Further, these non-GAAP financial measures may be unique to the Company, as they may be different from non-GAAP financial measures used by other companies. As such, this presentation of non-GAAP financial measures may not enhance the comparability of the Company’s results to the results of other companies.

A reconciliation of each non-GAAP financial measure to the most directly comparable GAAP financial measure or measures appears at the end of this press release.

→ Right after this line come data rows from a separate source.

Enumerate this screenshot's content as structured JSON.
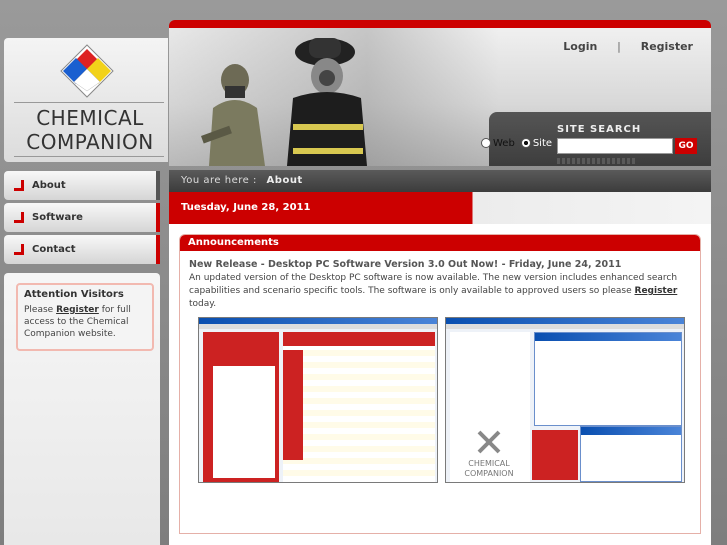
{
  "logo": {
    "line1": "CHEMICAL",
    "line2": "COMPANION"
  },
  "header": {
    "login": "Login",
    "separator": "|",
    "register": "Register"
  },
  "search": {
    "label": "SITE SEARCH",
    "option_web": "Web",
    "option_site": "Site",
    "selected": "Site",
    "go": "GO",
    "value": ""
  },
  "nav": {
    "items": [
      {
        "label": "About"
      },
      {
        "label": "Software"
      },
      {
        "label": "Contact"
      }
    ]
  },
  "attention": {
    "title": "Attention Visitors",
    "text_before": "Please ",
    "link": "Register",
    "text_after": " for full access to the Chemical Companion website."
  },
  "breadcrumb": {
    "prefix": "You are here :",
    "current": "About"
  },
  "date": "Tuesday, June 28, 2011",
  "announcements": {
    "heading": "Announcements",
    "release_title": "New Release - Desktop PC Software Version 3.0 Out Now! - Friday, June 24, 2011",
    "body_before": "An updated version of the Desktop PC software is now available.  The new version includes enhanced search capabilities and scenario specific tools.  The software is only available to approved users so please ",
    "body_link": "Register",
    "body_after": " today.",
    "screenshot2_logo_line1": "CHEMICAL",
    "screenshot2_logo_line2": "COMPANION"
  },
  "colors": {
    "accent": "#cc0000",
    "dark": "#3c3c3c"
  }
}
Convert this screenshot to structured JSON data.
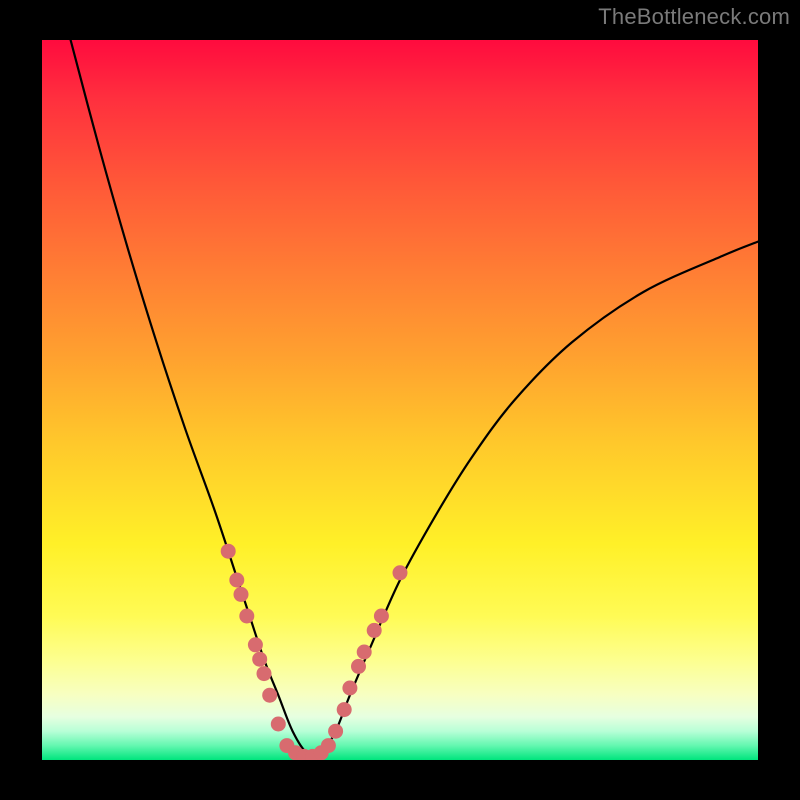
{
  "watermark": "TheBottleneck.com",
  "colors": {
    "black": "#000000",
    "dot": "#d86b6f",
    "gradient_top": "#ff0b3e",
    "gradient_bottom": "#00e57d"
  },
  "chart_data": {
    "type": "line",
    "title": "",
    "xlabel": "",
    "ylabel": "",
    "xlim": [
      0,
      100
    ],
    "ylim": [
      0,
      100
    ],
    "note": "Y is plotted with 0 at the bottom (green) and 100 at the top (red). The curve is the absolute deviation from an optimal match; the minimum (y≈0) is near x≈37.",
    "series": [
      {
        "name": "curve",
        "x": [
          4,
          8,
          12,
          16,
          20,
          24,
          27,
          29,
          31,
          33,
          35,
          37,
          39,
          41,
          43,
          46,
          50,
          55,
          60,
          66,
          74,
          84,
          95,
          100
        ],
        "y": [
          100,
          85,
          71,
          58,
          46,
          35,
          26,
          20,
          14,
          9,
          4,
          1,
          1,
          4,
          9,
          16,
          25,
          34,
          42,
          50,
          58,
          65,
          70,
          72
        ]
      }
    ],
    "markers": [
      {
        "x": 26.0,
        "y": 29
      },
      {
        "x": 27.2,
        "y": 25
      },
      {
        "x": 27.8,
        "y": 23
      },
      {
        "x": 28.6,
        "y": 20
      },
      {
        "x": 29.8,
        "y": 16
      },
      {
        "x": 30.4,
        "y": 14
      },
      {
        "x": 31.0,
        "y": 12
      },
      {
        "x": 31.8,
        "y": 9
      },
      {
        "x": 33.0,
        "y": 5
      },
      {
        "x": 34.2,
        "y": 2
      },
      {
        "x": 35.4,
        "y": 1
      },
      {
        "x": 36.6,
        "y": 0.5
      },
      {
        "x": 37.8,
        "y": 0.5
      },
      {
        "x": 39.0,
        "y": 1
      },
      {
        "x": 40.0,
        "y": 2
      },
      {
        "x": 41.0,
        "y": 4
      },
      {
        "x": 42.2,
        "y": 7
      },
      {
        "x": 43.0,
        "y": 10
      },
      {
        "x": 44.2,
        "y": 13
      },
      {
        "x": 45.0,
        "y": 15
      },
      {
        "x": 46.4,
        "y": 18
      },
      {
        "x": 47.4,
        "y": 20
      },
      {
        "x": 50.0,
        "y": 26
      }
    ]
  }
}
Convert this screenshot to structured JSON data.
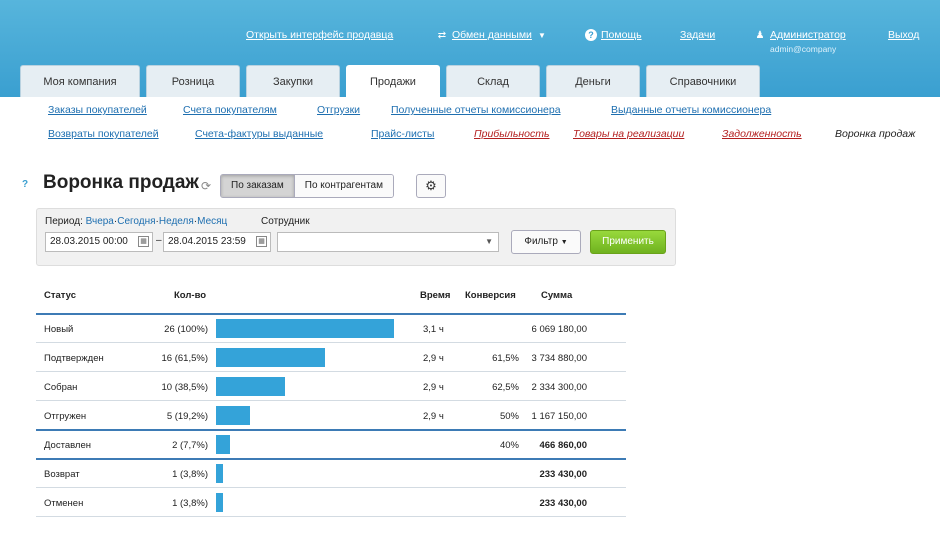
{
  "topbar": {
    "open_seller": "Открыть интерфейс продавца",
    "exchange": "Обмен данными",
    "help": "Помощь",
    "tasks": "Задачи",
    "user": "Администратор",
    "user_email": "admin@company",
    "logout": "Выход"
  },
  "tabs": [
    "Моя компания",
    "Розница",
    "Закупки",
    "Продажи",
    "Склад",
    "Деньги",
    "Справочники"
  ],
  "active_tab": "Продажи",
  "subnav": {
    "row1": [
      "Заказы покупателей",
      "Счета покупателям",
      "Отгрузки",
      "Полученные отчеты комиссионера",
      "Выданные отчеты комиссионера"
    ],
    "row2": [
      "Возвраты покупателей",
      "Счета-фактуры выданные",
      "Прайс-листы",
      "Прибыльность",
      "Товары на реализации",
      "Задолженность",
      "Воронка продаж"
    ]
  },
  "page": {
    "title": "Воронка продаж",
    "seg_orders": "По заказам",
    "seg_counterparties": "По контрагентам"
  },
  "filter": {
    "period_label": "Период:",
    "yesterday": "Вчера",
    "today": "Сегодня",
    "week": "Неделя",
    "month": "Месяц",
    "employee_label": "Сотрудник",
    "date_from": "28.03.2015 00:00",
    "date_to": "28.04.2015 23:59",
    "filter_btn": "Фильтр",
    "apply_btn": "Применить"
  },
  "table": {
    "headers": {
      "status": "Статус",
      "count": "Кол-во",
      "time": "Время",
      "conversion": "Конверсия",
      "sum": "Сумма"
    },
    "rows": [
      {
        "status": "Новый",
        "count": "26 (100%)",
        "share": 1.0,
        "time": "3,1 ч",
        "conversion": "",
        "sum": "6 069 180,00",
        "bold": false
      },
      {
        "status": "Подтвержден",
        "count": "16 (61,5%)",
        "share": 0.615,
        "time": "2,9 ч",
        "conversion": "61,5%",
        "sum": "3 734 880,00",
        "bold": false
      },
      {
        "status": "Собран",
        "count": "10 (38,5%)",
        "share": 0.385,
        "time": "2,9 ч",
        "conversion": "62,5%",
        "sum": "2 334 300,00",
        "bold": false
      },
      {
        "status": "Отгружен",
        "count": "5 (19,2%)",
        "share": 0.192,
        "time": "2,9 ч",
        "conversion": "50%",
        "sum": "1 167 150,00",
        "bold": false
      },
      {
        "status": "Доставлен",
        "count": "2 (7,7%)",
        "share": 0.077,
        "time": "",
        "conversion": "40%",
        "sum": "466 860,00",
        "bold": true
      },
      {
        "status": "Возврат",
        "count": "1 (3,8%)",
        "share": 0.038,
        "time": "",
        "conversion": "",
        "sum": "233 430,00",
        "bold": true
      },
      {
        "status": "Отменен",
        "count": "1 (3,8%)",
        "share": 0.038,
        "time": "",
        "conversion": "",
        "sum": "233 430,00",
        "bold": true
      }
    ]
  },
  "colors": {
    "header": "#3a9fd0",
    "bar": "#34a3d9",
    "apply": "#7cc02a",
    "link": "#1e6fb0",
    "link_red": "#b31f1f"
  }
}
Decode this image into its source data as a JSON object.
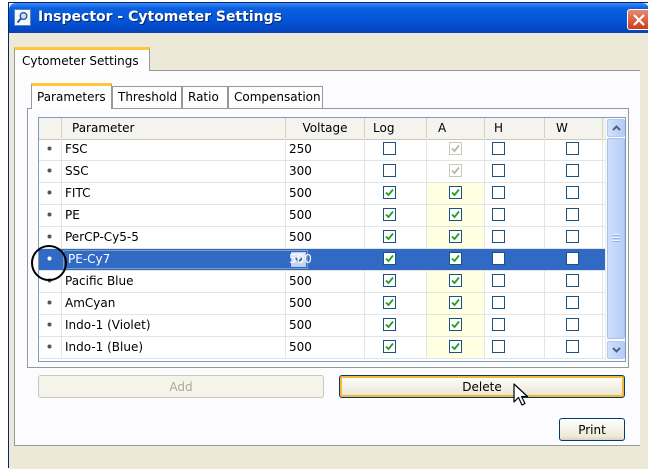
{
  "window": {
    "title": "Inspector - Cytometer Settings"
  },
  "outer_tab": {
    "label": "Cytometer Settings"
  },
  "inner_tabs": [
    {
      "label": "Parameters",
      "active": true
    },
    {
      "label": "Threshold",
      "active": false
    },
    {
      "label": "Ratio",
      "active": false
    },
    {
      "label": "Compensation",
      "active": false
    }
  ],
  "columns": {
    "parameter": "Parameter",
    "voltage": "Voltage",
    "log": "Log",
    "a": "A",
    "h": "H",
    "w": "W"
  },
  "rows": [
    {
      "parameter": "FSC",
      "voltage": "250",
      "log": false,
      "a": true,
      "a_disabled": true,
      "h": false,
      "w": false,
      "selected": false
    },
    {
      "parameter": "SSC",
      "voltage": "300",
      "log": false,
      "a": true,
      "a_disabled": true,
      "h": false,
      "w": false,
      "selected": false
    },
    {
      "parameter": "FITC",
      "voltage": "500",
      "log": true,
      "a": true,
      "a_disabled": false,
      "h": false,
      "w": false,
      "selected": false
    },
    {
      "parameter": "PE",
      "voltage": "500",
      "log": true,
      "a": true,
      "a_disabled": false,
      "h": false,
      "w": false,
      "selected": false
    },
    {
      "parameter": "PerCP-Cy5-5",
      "voltage": "500",
      "log": true,
      "a": true,
      "a_disabled": false,
      "h": false,
      "w": false,
      "selected": false
    },
    {
      "parameter": "PE-Cy7",
      "voltage": "500",
      "log": true,
      "a": true,
      "a_disabled": false,
      "h": false,
      "w": false,
      "selected": true
    },
    {
      "parameter": "Pacific Blue",
      "voltage": "500",
      "log": true,
      "a": true,
      "a_disabled": false,
      "h": false,
      "w": false,
      "selected": false
    },
    {
      "parameter": "AmCyan",
      "voltage": "500",
      "log": true,
      "a": true,
      "a_disabled": false,
      "h": false,
      "w": false,
      "selected": false
    },
    {
      "parameter": "Indo-1 (Violet)",
      "voltage": "500",
      "log": true,
      "a": true,
      "a_disabled": false,
      "h": false,
      "w": false,
      "selected": false
    },
    {
      "parameter": "Indo-1 (Blue)",
      "voltage": "500",
      "log": true,
      "a": true,
      "a_disabled": false,
      "h": false,
      "w": false,
      "selected": false
    }
  ],
  "buttons": {
    "add": "Add",
    "delete": "Delete",
    "print": "Print"
  },
  "colors": {
    "selection": "#316AC5",
    "title_bar": "#0454D8",
    "tab_highlight": "#FFC83C",
    "a_column": "#FFFFE1"
  },
  "icons": {
    "title": "magnifier-icon",
    "close": "close-icon",
    "row_marker": "bullet-icon",
    "pointer": "mouse-pointer-icon"
  }
}
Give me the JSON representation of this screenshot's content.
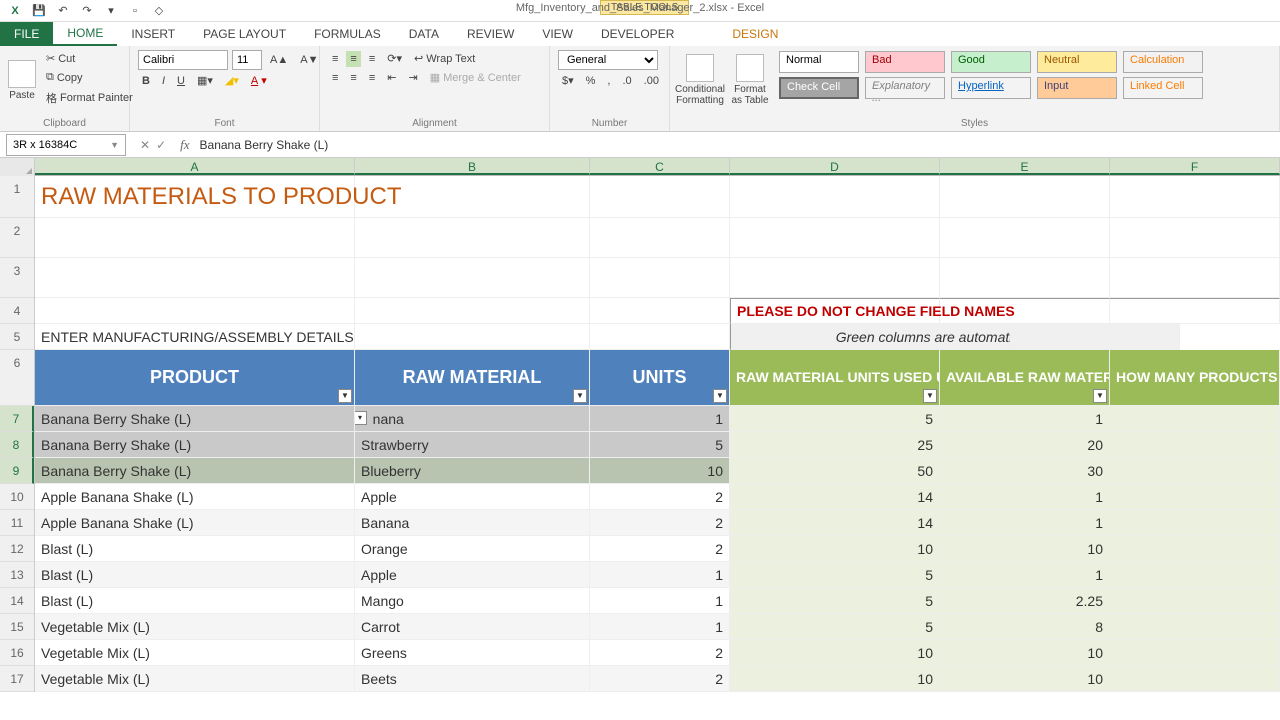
{
  "titlebar": {
    "filename": "Mfg_Inventory_and_Sales_Manager_2.xlsx - Excel",
    "tabtools": "TABLE TOOLS"
  },
  "tabs": {
    "file": "FILE",
    "home": "HOME",
    "insert": "INSERT",
    "pagelayout": "PAGE LAYOUT",
    "formulas": "FORMULAS",
    "data": "DATA",
    "review": "REVIEW",
    "view": "VIEW",
    "developer": "DEVELOPER",
    "design": "DESIGN"
  },
  "ribbon": {
    "clipboard": {
      "label": "Clipboard",
      "paste": "Paste",
      "cut": "Cut",
      "copy": "Copy",
      "format_painter": "Format Painter"
    },
    "font": {
      "label": "Font",
      "name": "Calibri",
      "size": "11"
    },
    "alignment": {
      "label": "Alignment",
      "wrap": "Wrap Text",
      "merge": "Merge & Center"
    },
    "number": {
      "label": "Number",
      "format": "General"
    },
    "cond": "Conditional Formatting",
    "fat": "Format as Table",
    "styles": {
      "label": "Styles",
      "normal": "Normal",
      "bad": "Bad",
      "good": "Good",
      "neutral": "Neutral",
      "calculation": "Calculation",
      "check": "Check Cell",
      "explanatory": "Explanatory ...",
      "hyperlink": "Hyperlink",
      "input": "Input",
      "linked": "Linked Cell"
    }
  },
  "fbar": {
    "namebox": "3R x 16384C",
    "formula": "Banana Berry Shake (L)"
  },
  "columns": [
    "A",
    "B",
    "C",
    "D",
    "E",
    "F"
  ],
  "sheet": {
    "title": "RAW MATERIALS TO PRODUCT",
    "warn": "PLEASE DO NOT CHANGE FIELD NAMES",
    "enter": "ENTER MANUFACTURING/ASSEMBLY DETAILS",
    "autocalc": "Green columns are automatically calculated",
    "headers": {
      "product": "PRODUCT",
      "raw": "RAW MATERIAL",
      "units": "UNITS",
      "used": "RAW MATERIAL UNITS USED UNTIL NOW",
      "avail": "AVAILABLE RAW MATERIALS NOW",
      "howmany": "HOW MANY PRODUCTS CAN BE MADE?"
    },
    "rows": [
      {
        "n": 7,
        "product": "Banana Berry Shake (L)",
        "raw": "nana",
        "units": "1",
        "used": "5",
        "avail": "1",
        "how": ""
      },
      {
        "n": 8,
        "product": "Banana Berry Shake (L)",
        "raw": "Strawberry",
        "units": "5",
        "used": "25",
        "avail": "20",
        "how": ""
      },
      {
        "n": 9,
        "product": "Banana Berry Shake (L)",
        "raw": "Blueberry",
        "units": "10",
        "used": "50",
        "avail": "30",
        "how": ""
      },
      {
        "n": 10,
        "product": "Apple Banana Shake (L)",
        "raw": "Apple",
        "units": "2",
        "used": "14",
        "avail": "1",
        "how": ""
      },
      {
        "n": 11,
        "product": "Apple Banana Shake (L)",
        "raw": "Banana",
        "units": "2",
        "used": "14",
        "avail": "1",
        "how": ""
      },
      {
        "n": 12,
        "product": "Blast (L)",
        "raw": "Orange",
        "units": "2",
        "used": "10",
        "avail": "10",
        "how": ""
      },
      {
        "n": 13,
        "product": "Blast (L)",
        "raw": "Apple",
        "units": "1",
        "used": "5",
        "avail": "1",
        "how": ""
      },
      {
        "n": 14,
        "product": "Blast (L)",
        "raw": "Mango",
        "units": "1",
        "used": "5",
        "avail": "2.25",
        "how": ""
      },
      {
        "n": 15,
        "product": "Vegetable Mix (L)",
        "raw": "Carrot",
        "units": "1",
        "used": "5",
        "avail": "8",
        "how": ""
      },
      {
        "n": 16,
        "product": "Vegetable Mix (L)",
        "raw": "Greens",
        "units": "2",
        "used": "10",
        "avail": "10",
        "how": ""
      },
      {
        "n": 17,
        "product": "Vegetable Mix (L)",
        "raw": "Beets",
        "units": "2",
        "used": "10",
        "avail": "10",
        "how": ""
      }
    ]
  }
}
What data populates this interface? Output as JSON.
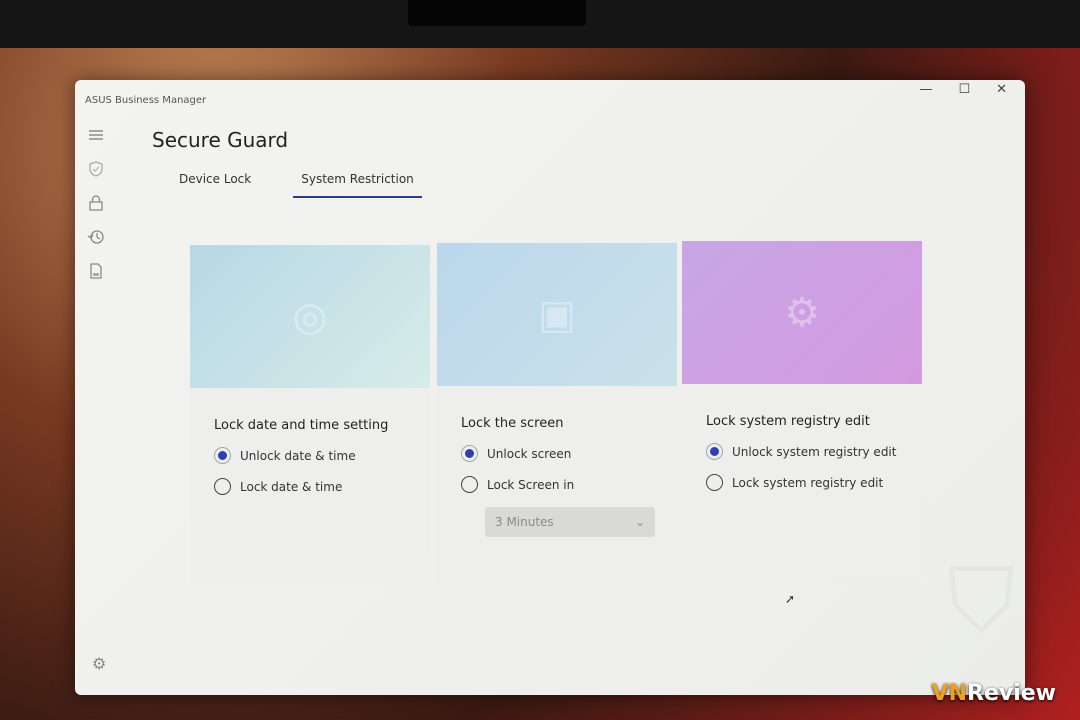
{
  "app_title": "ASUS Business Manager",
  "window_controls": {
    "minimize": "—",
    "maximize": "☐",
    "close": "✕"
  },
  "page_title": "Secure Guard",
  "tabs": [
    {
      "label": "Device Lock",
      "active": false
    },
    {
      "label": "System Restriction",
      "active": true
    }
  ],
  "sidebar": {
    "icons": [
      "menu-icon",
      "shield-check-icon",
      "lock-icon",
      "history-icon",
      "document-icon"
    ],
    "footer_icon": "gear-icon"
  },
  "colors": {
    "accent": "#2f3eb0",
    "tab_underline": "#2e3a8c"
  },
  "cards": [
    {
      "heading": "Lock date and time setting",
      "options": [
        {
          "label": "Unlock date & time",
          "selected": true
        },
        {
          "label": "Lock date & time",
          "selected": false
        }
      ]
    },
    {
      "heading": "Lock the screen",
      "options": [
        {
          "label": "Unlock screen",
          "selected": true
        },
        {
          "label": "Lock Screen in",
          "selected": false
        }
      ],
      "dropdown": {
        "value": "3 Minutes",
        "disabled": true
      }
    },
    {
      "heading": "Lock system registry edit",
      "options": [
        {
          "label": "Unlock system registry edit",
          "selected": true
        },
        {
          "label": "Lock system registry edit",
          "selected": false
        }
      ]
    }
  ],
  "watermark": {
    "brand_prefix": "VN",
    "brand": "Review"
  }
}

This press release contains forward-looking statements including without limitation those about the Company’s estimated revenue and earnings per share. These statements involve risks and uncertainties, and actual results may differ. Risks and uncertainties include without limitation the effect of competitive and economic factors, and the Company’s reaction to those factors, on consumer and business buying decisions with respect to the Company’s products; potential litigation from the matters investigated by the special committee of the board of directors and the restatement of the Company’s consolidated financial statements; continued competitive pressures in the marketplace; the ability of the Company to deliver to the marketplace and stimulate customer demand for new programs, products, and technological innovations on a timely basis; the effect that product transitions, changes in product pricing or mix, and/or increases in component costs could have on the Company’s gross margin; the inventory risk associated with the Company’s need to order or commit to order product components in advance of customer orders; the continued availability on acceptable terms, or at all, of certain components and services essential to the Company’s business currently obtained by the Company from sole or limited sources; the effect that the Company’s dependency on manufacturing and logistics services provided by third parties may have on the quality, quantity or cost of products manufactured or services rendered; the Company’s reliance on the availability of third-party digital content and applications; the potential impact of a finding that the Company has infringed on the intellectual property rights of others; the effect that product and service quality problems could have on the Company’s sales and operating profits; the Company’s reliance on sole service providers for iPhone in certain countries; war, terrorism, public health issues, and other circumstances that could disrupt supply, delivery, or demand of products; the continued service and availability of key executives and employees; unfavorable results of other legal proceedings; and the Company’s dependency on the performance of distributors and other resellers of the Company’s products. More information on potential factors that could affect the Company’s financial results is included from time to time in the Company’s public reports filed with the SEC, including the Company’s Form 10-K for the fiscal year ended September 27, 2008, its Form 10-Q for the quarter ended December 27, 2008, and its Form 10-Q for the quarter ended March 28, 2009 to be filed with the SEC. The Company assumes no obligation to update any forward-looking statements or information, which speak as of their respective dates.

Apple ignited the personal computer revolution in the 1970s with the Apple II and reinvented the personal computer in the 1980s with the Macintosh. Today, Apple continues to lead the industry in innovation with its award-winning computers, OS X operating system and iLife and professional applications. Apple is also spearheading the digital media revolution with its iPod portable music and video players and iTunes online store, and has entered the mobile phone market with its revolutionary iPhone.

Press Contacts:
Steve Dowling
Apple
dowling@apple.com
(408) 974-1896
Investor Relations Contacts:
Nancy Paxton
Apple
paxton1@apple.com
(408) 974-5420
Joan Hoover
Apple
hoover1@apple.com